### Assignment
Please check every line of the listing for "date" and copy each line where it is found.

*****

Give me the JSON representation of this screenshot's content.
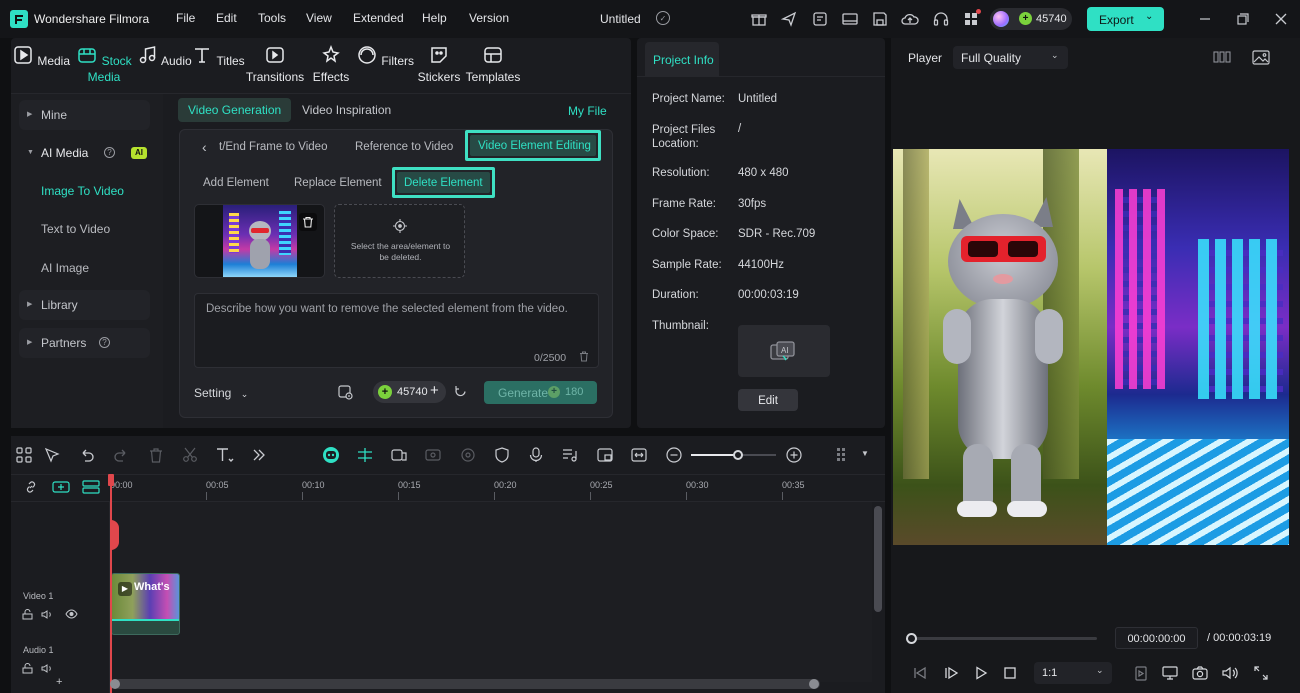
{
  "app": {
    "name": "Wondershare Filmora",
    "doc_title": "Untitled",
    "credits": "45740",
    "export_label": "Export"
  },
  "menu": [
    "File",
    "Edit",
    "Tools",
    "View",
    "Extended",
    "Help",
    "Version"
  ],
  "media_tabs": [
    {
      "label": "Media",
      "icon": "media-icon"
    },
    {
      "label": "Stock Media",
      "icon": "stock-media-icon"
    },
    {
      "label": "Audio",
      "icon": "music-icon"
    },
    {
      "label": "Titles",
      "icon": "text-icon"
    },
    {
      "label": "Transitions",
      "icon": "transitions-icon"
    },
    {
      "label": "Effects",
      "icon": "effects-icon"
    },
    {
      "label": "Filters",
      "icon": "filters-icon"
    },
    {
      "label": "Stickers",
      "icon": "stickers-icon"
    },
    {
      "label": "Templates",
      "icon": "templates-icon"
    }
  ],
  "sidebar": {
    "mine": "Mine",
    "ai_media": "AI Media",
    "ai_badge": "AI",
    "image_to_video": "Image To Video",
    "text_to_video": "Text to Video",
    "ai_image": "AI Image",
    "library": "Library",
    "partners": "Partners"
  },
  "gen": {
    "tab_video_generation": "Video Generation",
    "tab_video_inspiration": "Video Inspiration",
    "my_file": "My File",
    "mode_end_frame": "t/End Frame to Video",
    "mode_reference": "Reference to Video",
    "mode_element_editing": "Video Element Editing",
    "sub_add": "Add Element",
    "sub_replace": "Replace Element",
    "sub_delete": "Delete Element",
    "select_hint": "Select the area/element to be deleted.",
    "prompt_placeholder": "Describe how you want to remove the selected element from the video.",
    "char_count": "0/2500",
    "setting": "Setting",
    "credits": "45740",
    "generate": "Generate",
    "generate_cost": "180"
  },
  "project_info": {
    "tab": "Project Info",
    "rows": [
      {
        "label": "Project Name:",
        "value": "Untitled"
      },
      {
        "label": "Project Files Location:",
        "value": "/"
      },
      {
        "label": "Resolution:",
        "value": "480 x 480"
      },
      {
        "label": "Frame Rate:",
        "value": "30fps"
      },
      {
        "label": "Color Space:",
        "value": "SDR - Rec.709"
      },
      {
        "label": "Sample Rate:",
        "value": "44100Hz"
      },
      {
        "label": "Duration:",
        "value": "00:00:03:19"
      },
      {
        "label": "Thumbnail:",
        "value": ""
      }
    ],
    "edit_label": "Edit"
  },
  "player": {
    "label": "Player",
    "quality": "Full Quality",
    "current_time": "00:00:00:00",
    "total_time": "/ 00:00:03:19",
    "ratio": "1:1",
    "progress": 0.0
  },
  "timeline": {
    "ticks": [
      "00:00",
      "00:05",
      "00:10",
      "00:15",
      "00:20",
      "00:25",
      "00:30",
      "00:35"
    ],
    "video_track": "Video 1",
    "audio_track": "Audio 1",
    "clip_title": "What's",
    "zoom": 0.55
  },
  "colors": {
    "accent": "#2fe0c4",
    "highlight": "#3fe0c3",
    "playhead": "#e0474c"
  }
}
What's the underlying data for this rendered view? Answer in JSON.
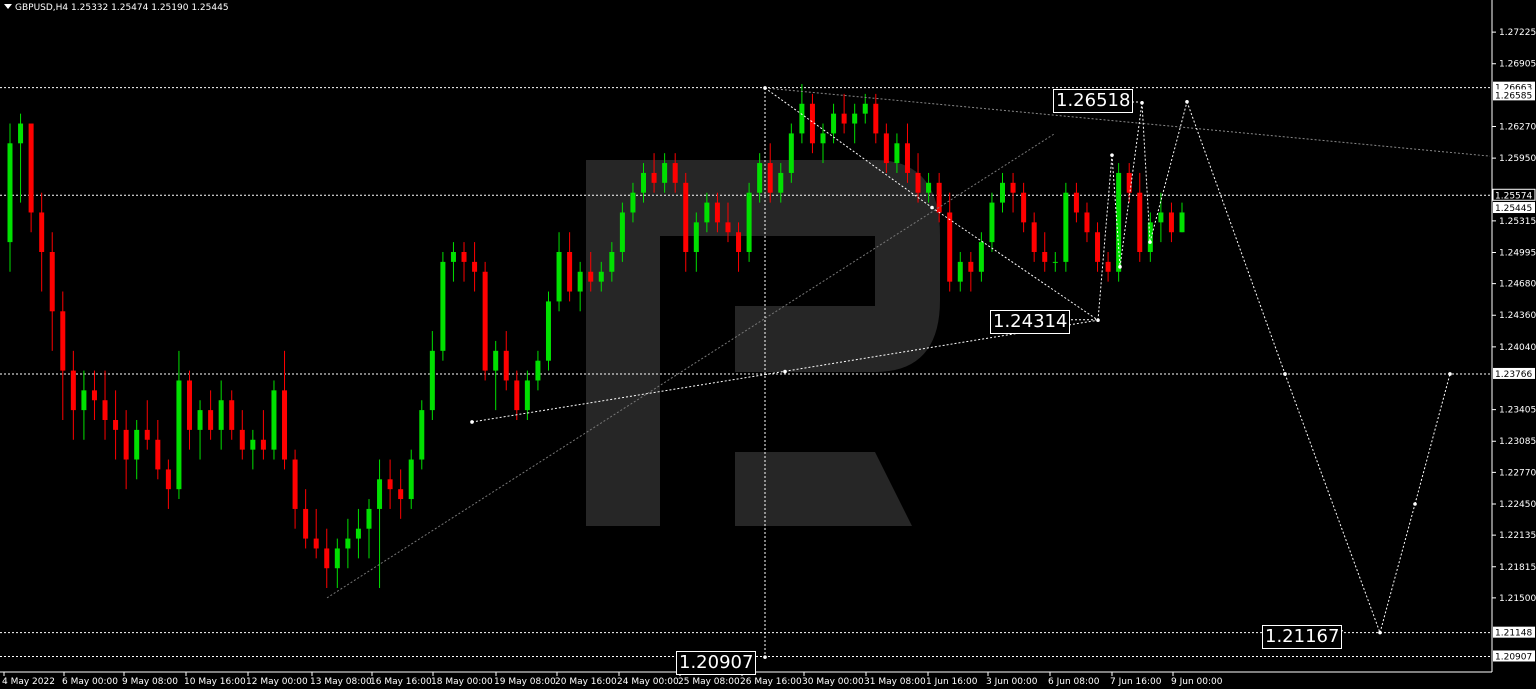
{
  "header": {
    "symbol": "GBPUSD,H4",
    "open": "1.25332",
    "high": "1.25474",
    "low": "1.25190",
    "close": "1.25445"
  },
  "colors": {
    "background": "#000000",
    "bull": "#00e000",
    "bear": "#ff0000",
    "text": "#ffffff",
    "logo": "#2a2a2a"
  },
  "chart_data": {
    "type": "candlestick",
    "symbol": "GBPUSD",
    "timeframe": "H4",
    "ylim": [
      1.2075,
      1.2755
    ],
    "y_ticks": [
      "1.27225",
      "1.26905",
      "1.26270",
      "1.25950",
      "1.25315",
      "1.24995",
      "1.24680",
      "1.24360",
      "1.24040",
      "1.23405",
      "1.23085",
      "1.22770",
      "1.22450",
      "1.22135",
      "1.21815",
      "1.21500"
    ],
    "x_ticks": [
      "4 May 2022",
      "6 May 00:00",
      "9 May 08:00",
      "10 May 16:00",
      "12 May 00:00",
      "13 May 08:00",
      "16 May 16:00",
      "18 May 00:00",
      "19 May 08:00",
      "20 May 16:00",
      "24 May 00:00",
      "25 May 08:00",
      "26 May 16:00",
      "30 May 00:00",
      "31 May 08:00",
      "1 Jun 16:00",
      "3 Jun 00:00",
      "6 Jun 08:00",
      "7 Jun 16:00",
      "9 Jun 00:00"
    ],
    "price_tags": [
      {
        "text": "1.26663",
        "value": 1.26663,
        "style": "white"
      },
      {
        "text": "1.26585",
        "value": 1.26585,
        "style": "white"
      },
      {
        "text": "1.25574",
        "value": 1.25574,
        "style": "black"
      },
      {
        "text": "1.25445",
        "value": 1.25445,
        "style": "white"
      },
      {
        "text": "1.23766",
        "value": 1.23766,
        "style": "white"
      },
      {
        "text": "1.21148",
        "value": 1.21148,
        "style": "white"
      },
      {
        "text": "1.20907",
        "value": 1.20907,
        "style": "white"
      }
    ],
    "horizontal_levels": [
      1.26663,
      1.25574,
      1.23766,
      1.21148,
      1.20907
    ],
    "annotations": [
      {
        "text": "1.26518",
        "anchor": "upper"
      },
      {
        "text": "1.24314",
        "anchor": "middle"
      },
      {
        "text": "1.21167",
        "anchor": "right-bottom"
      },
      {
        "text": "1.20907",
        "anchor": "bottom"
      }
    ],
    "candles_ohlc": [
      [
        1.251,
        1.263,
        1.248,
        1.261
      ],
      [
        1.261,
        1.264,
        1.255,
        1.263
      ],
      [
        1.263,
        1.262,
        1.252,
        1.254
      ],
      [
        1.254,
        1.256,
        1.246,
        1.25
      ],
      [
        1.25,
        1.252,
        1.24,
        1.244
      ],
      [
        1.244,
        1.246,
        1.233,
        1.238
      ],
      [
        1.238,
        1.24,
        1.231,
        1.234
      ],
      [
        1.234,
        1.238,
        1.231,
        1.236
      ],
      [
        1.236,
        1.238,
        1.233,
        1.235
      ],
      [
        1.235,
        1.238,
        1.231,
        1.233
      ],
      [
        1.233,
        1.236,
        1.229,
        1.232
      ],
      [
        1.232,
        1.234,
        1.226,
        1.229
      ],
      [
        1.229,
        1.233,
        1.227,
        1.232
      ],
      [
        1.232,
        1.235,
        1.23,
        1.231
      ],
      [
        1.231,
        1.233,
        1.227,
        1.228
      ],
      [
        1.228,
        1.229,
        1.224,
        1.226
      ],
      [
        1.226,
        1.24,
        1.225,
        1.237
      ],
      [
        1.237,
        1.238,
        1.23,
        1.232
      ],
      [
        1.232,
        1.235,
        1.229,
        1.234
      ],
      [
        1.234,
        1.236,
        1.231,
        1.232
      ],
      [
        1.232,
        1.237,
        1.23,
        1.235
      ],
      [
        1.235,
        1.236,
        1.231,
        1.232
      ],
      [
        1.232,
        1.234,
        1.229,
        1.23
      ],
      [
        1.23,
        1.232,
        1.228,
        1.231
      ],
      [
        1.231,
        1.234,
        1.229,
        1.23
      ],
      [
        1.23,
        1.237,
        1.229,
        1.236
      ],
      [
        1.236,
        1.24,
        1.228,
        1.229
      ],
      [
        1.229,
        1.23,
        1.222,
        1.224
      ],
      [
        1.224,
        1.226,
        1.22,
        1.221
      ],
      [
        1.221,
        1.224,
        1.219,
        1.22
      ],
      [
        1.22,
        1.222,
        1.216,
        1.218
      ],
      [
        1.218,
        1.221,
        1.216,
        1.22
      ],
      [
        1.22,
        1.223,
        1.218,
        1.221
      ],
      [
        1.221,
        1.224,
        1.219,
        1.222
      ],
      [
        1.222,
        1.225,
        1.219,
        1.224
      ],
      [
        1.224,
        1.229,
        1.216,
        1.227
      ],
      [
        1.227,
        1.229,
        1.224,
        1.226
      ],
      [
        1.226,
        1.228,
        1.223,
        1.225
      ],
      [
        1.225,
        1.23,
        1.224,
        1.229
      ],
      [
        1.229,
        1.235,
        1.228,
        1.234
      ],
      [
        1.234,
        1.242,
        1.233,
        1.24
      ],
      [
        1.24,
        1.25,
        1.239,
        1.249
      ],
      [
        1.249,
        1.251,
        1.247,
        1.25
      ],
      [
        1.25,
        1.251,
        1.247,
        1.249
      ],
      [
        1.249,
        1.251,
        1.246,
        1.248
      ],
      [
        1.248,
        1.249,
        1.237,
        1.238
      ],
      [
        1.238,
        1.241,
        1.234,
        1.24
      ],
      [
        1.24,
        1.242,
        1.236,
        1.237
      ],
      [
        1.237,
        1.238,
        1.233,
        1.234
      ],
      [
        1.234,
        1.238,
        1.233,
        1.237
      ],
      [
        1.237,
        1.24,
        1.236,
        1.239
      ],
      [
        1.239,
        1.246,
        1.238,
        1.245
      ],
      [
        1.245,
        1.252,
        1.244,
        1.25
      ],
      [
        1.25,
        1.252,
        1.245,
        1.246
      ],
      [
        1.246,
        1.249,
        1.244,
        1.248
      ],
      [
        1.248,
        1.25,
        1.246,
        1.247
      ],
      [
        1.247,
        1.249,
        1.246,
        1.248
      ],
      [
        1.248,
        1.251,
        1.247,
        1.25
      ],
      [
        1.25,
        1.255,
        1.249,
        1.254
      ],
      [
        1.254,
        1.257,
        1.253,
        1.256
      ],
      [
        1.256,
        1.259,
        1.255,
        1.258
      ],
      [
        1.258,
        1.26,
        1.256,
        1.257
      ],
      [
        1.257,
        1.26,
        1.256,
        1.259
      ],
      [
        1.259,
        1.26,
        1.256,
        1.257
      ],
      [
        1.257,
        1.258,
        1.248,
        1.25
      ],
      [
        1.25,
        1.254,
        1.248,
        1.253
      ],
      [
        1.253,
        1.256,
        1.252,
        1.255
      ],
      [
        1.255,
        1.256,
        1.252,
        1.253
      ],
      [
        1.253,
        1.255,
        1.251,
        1.252
      ],
      [
        1.252,
        1.253,
        1.248,
        1.25
      ],
      [
        1.25,
        1.257,
        1.249,
        1.256
      ],
      [
        1.256,
        1.26,
        1.255,
        1.259
      ],
      [
        1.259,
        1.261,
        1.255,
        1.256
      ],
      [
        1.256,
        1.259,
        1.255,
        1.258
      ],
      [
        1.258,
        1.263,
        1.257,
        1.262
      ],
      [
        1.262,
        1.267,
        1.261,
        1.265
      ],
      [
        1.265,
        1.266,
        1.26,
        1.261
      ],
      [
        1.261,
        1.263,
        1.259,
        1.262
      ],
      [
        1.262,
        1.265,
        1.261,
        1.264
      ],
      [
        1.264,
        1.266,
        1.262,
        1.263
      ],
      [
        1.263,
        1.265,
        1.261,
        1.264
      ],
      [
        1.264,
        1.266,
        1.263,
        1.265
      ],
      [
        1.265,
        1.266,
        1.261,
        1.262
      ],
      [
        1.262,
        1.263,
        1.258,
        1.259
      ],
      [
        1.259,
        1.262,
        1.258,
        1.261
      ],
      [
        1.261,
        1.263,
        1.257,
        1.258
      ],
      [
        1.258,
        1.26,
        1.255,
        1.256
      ],
      [
        1.256,
        1.258,
        1.255,
        1.257
      ],
      [
        1.257,
        1.258,
        1.253,
        1.254
      ],
      [
        1.254,
        1.256,
        1.246,
        1.247
      ],
      [
        1.247,
        1.25,
        1.246,
        1.249
      ],
      [
        1.249,
        1.25,
        1.246,
        1.248
      ],
      [
        1.248,
        1.252,
        1.247,
        1.251
      ],
      [
        1.251,
        1.256,
        1.25,
        1.255
      ],
      [
        1.255,
        1.258,
        1.254,
        1.257
      ],
      [
        1.257,
        1.258,
        1.254,
        1.256
      ],
      [
        1.256,
        1.257,
        1.252,
        1.253
      ],
      [
        1.253,
        1.254,
        1.249,
        1.25
      ],
      [
        1.25,
        1.252,
        1.248,
        1.249
      ],
      [
        1.249,
        1.25,
        1.248,
        1.249
      ],
      [
        1.249,
        1.257,
        1.248,
        1.256
      ],
      [
        1.256,
        1.257,
        1.253,
        1.254
      ],
      [
        1.254,
        1.255,
        1.251,
        1.252
      ],
      [
        1.252,
        1.253,
        1.248,
        1.249
      ],
      [
        1.249,
        1.25,
        1.247,
        1.248
      ],
      [
        1.248,
        1.259,
        1.247,
        1.258
      ],
      [
        1.258,
        1.259,
        1.255,
        1.256
      ],
      [
        1.256,
        1.258,
        1.249,
        1.25
      ],
      [
        1.25,
        1.254,
        1.249,
        1.253
      ],
      [
        1.253,
        1.256,
        1.251,
        1.254
      ],
      [
        1.254,
        1.255,
        1.251,
        1.252
      ],
      [
        1.252,
        1.255,
        1.252,
        1.254
      ]
    ],
    "forecast_path_values": [
      1.25445,
      1.26518,
      1.23766,
      1.21167,
      1.23766
    ]
  }
}
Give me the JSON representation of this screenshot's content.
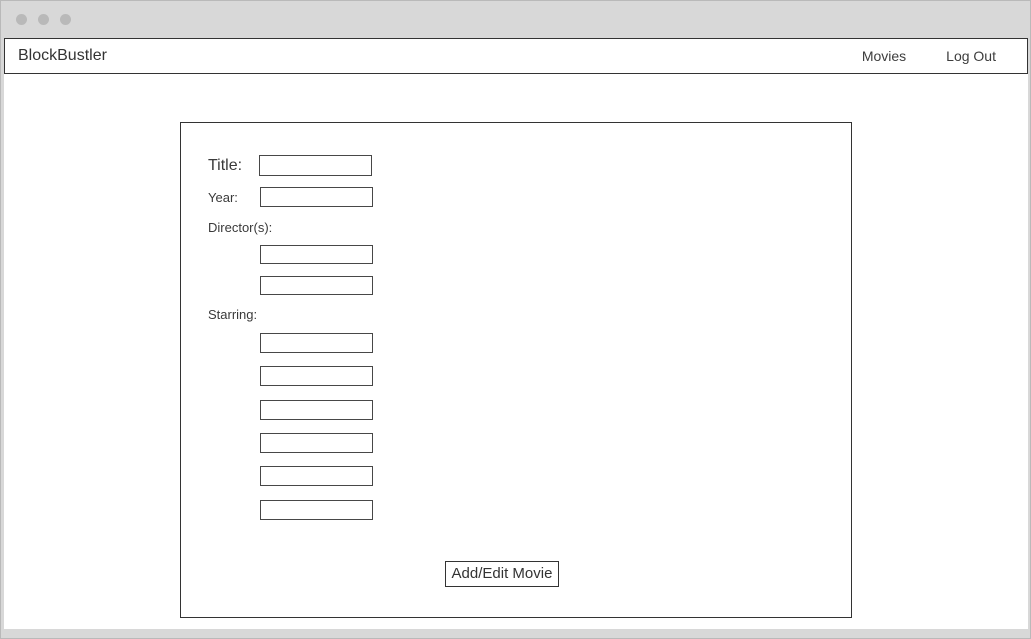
{
  "colors": {
    "chrome": "#d8d8d8",
    "chrome_border": "#b9b9b9",
    "window_dot": "#b9b9b9",
    "border_dark": "#333333",
    "text": "#333333",
    "surface": "#ffffff"
  },
  "navbar": {
    "brand": "BlockBustler",
    "links": [
      {
        "label": "Movies"
      },
      {
        "label": "Log Out"
      }
    ]
  },
  "form": {
    "title": {
      "label": "Title:",
      "value": "",
      "placeholder": ""
    },
    "year": {
      "label": "Year:",
      "value": "",
      "placeholder": ""
    },
    "directors": {
      "label": "Director(s):",
      "inputs": [
        {
          "value": "",
          "placeholder": ""
        },
        {
          "value": "",
          "placeholder": ""
        }
      ]
    },
    "starring": {
      "label": "Starring:",
      "inputs": [
        {
          "value": "",
          "placeholder": ""
        },
        {
          "value": "",
          "placeholder": ""
        },
        {
          "value": "",
          "placeholder": ""
        },
        {
          "value": "",
          "placeholder": ""
        },
        {
          "value": "",
          "placeholder": ""
        },
        {
          "value": "",
          "placeholder": ""
        }
      ]
    },
    "submit_label": "Add/Edit Movie"
  }
}
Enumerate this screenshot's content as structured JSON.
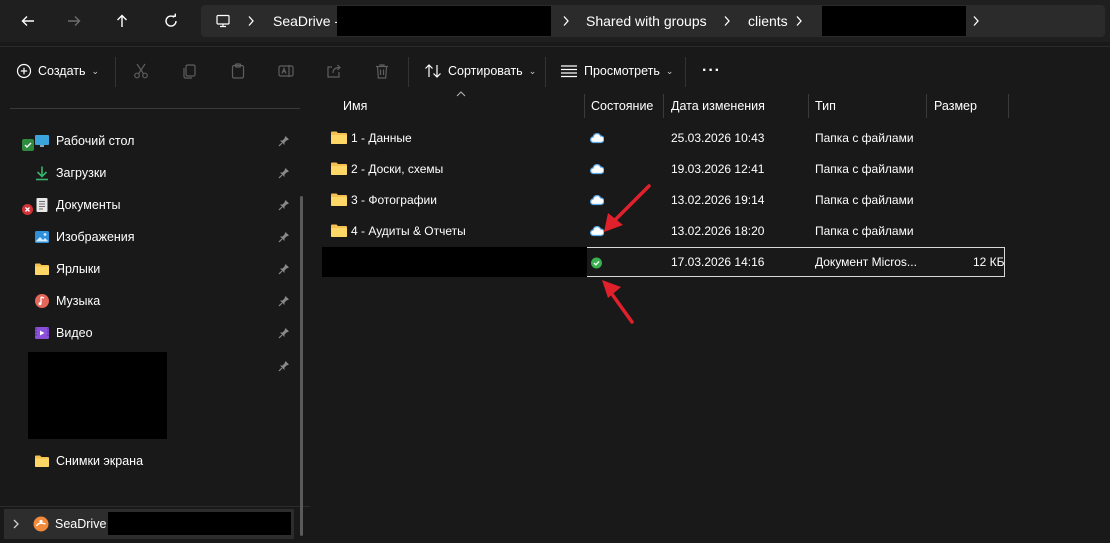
{
  "address_bar": {
    "segments": [
      "SeaDrive -",
      "Shared with groups",
      "clients"
    ]
  },
  "toolbar": {
    "create_label": "Создать",
    "sort_label": "Сортировать",
    "view_label": "Просмотреть",
    "more_label": "···"
  },
  "sidebar": {
    "items": [
      {
        "label": "Рабочий стол",
        "icon": "desktop-icon"
      },
      {
        "label": "Загрузки",
        "icon": "downloads-icon"
      },
      {
        "label": "Документы",
        "icon": "documents-icon"
      },
      {
        "label": "Изображения",
        "icon": "pictures-icon"
      },
      {
        "label": "Ярлыки",
        "icon": "folder-icon"
      },
      {
        "label": "Музыка",
        "icon": "music-icon"
      },
      {
        "label": "Видео",
        "icon": "video-icon"
      },
      {
        "label": "Снимки экрана",
        "icon": "folder-icon"
      }
    ],
    "drive_label": "SeaDrive -"
  },
  "columns": {
    "name": "Имя",
    "status": "Состояние",
    "date": "Дата изменения",
    "type": "Тип",
    "size": "Размер"
  },
  "rows": [
    {
      "name": "1 - Данные",
      "status": "cloud",
      "date": "25.03.2026 10:43",
      "type": "Папка с файлами",
      "size": ""
    },
    {
      "name": "2 - Доски, схемы",
      "status": "cloud",
      "date": "19.03.2026 12:41",
      "type": "Папка с файлами",
      "size": ""
    },
    {
      "name": "3 - Фотографии",
      "status": "cloud",
      "date": "13.02.2026 19:14",
      "type": "Папка с файлами",
      "size": ""
    },
    {
      "name": "4 - Аудиты & Отчеты",
      "status": "cloud",
      "date": "13.02.2026 18:20",
      "type": "Папка с файлами",
      "size": ""
    },
    {
      "name": "",
      "status": "synced",
      "date": "17.03.2026 14:16",
      "type": "Документ Micros...",
      "size": "12 КБ"
    }
  ],
  "colors": {
    "background": "#191919",
    "folder": "#f4c04f",
    "cloud": "#5aa8e6",
    "synced": "#3aaf4f",
    "arrow": "#e0202a"
  }
}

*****

### Response for this exercise
    "date": "Дата изменения",
      "date": "25.03.2026 10:43",
      "date": "19.03.2026 12:41",
      "date": "13.02.2026 19:14",
      "date": "13.02.2026 18:20",
      "date": "17.03.2026 14:16",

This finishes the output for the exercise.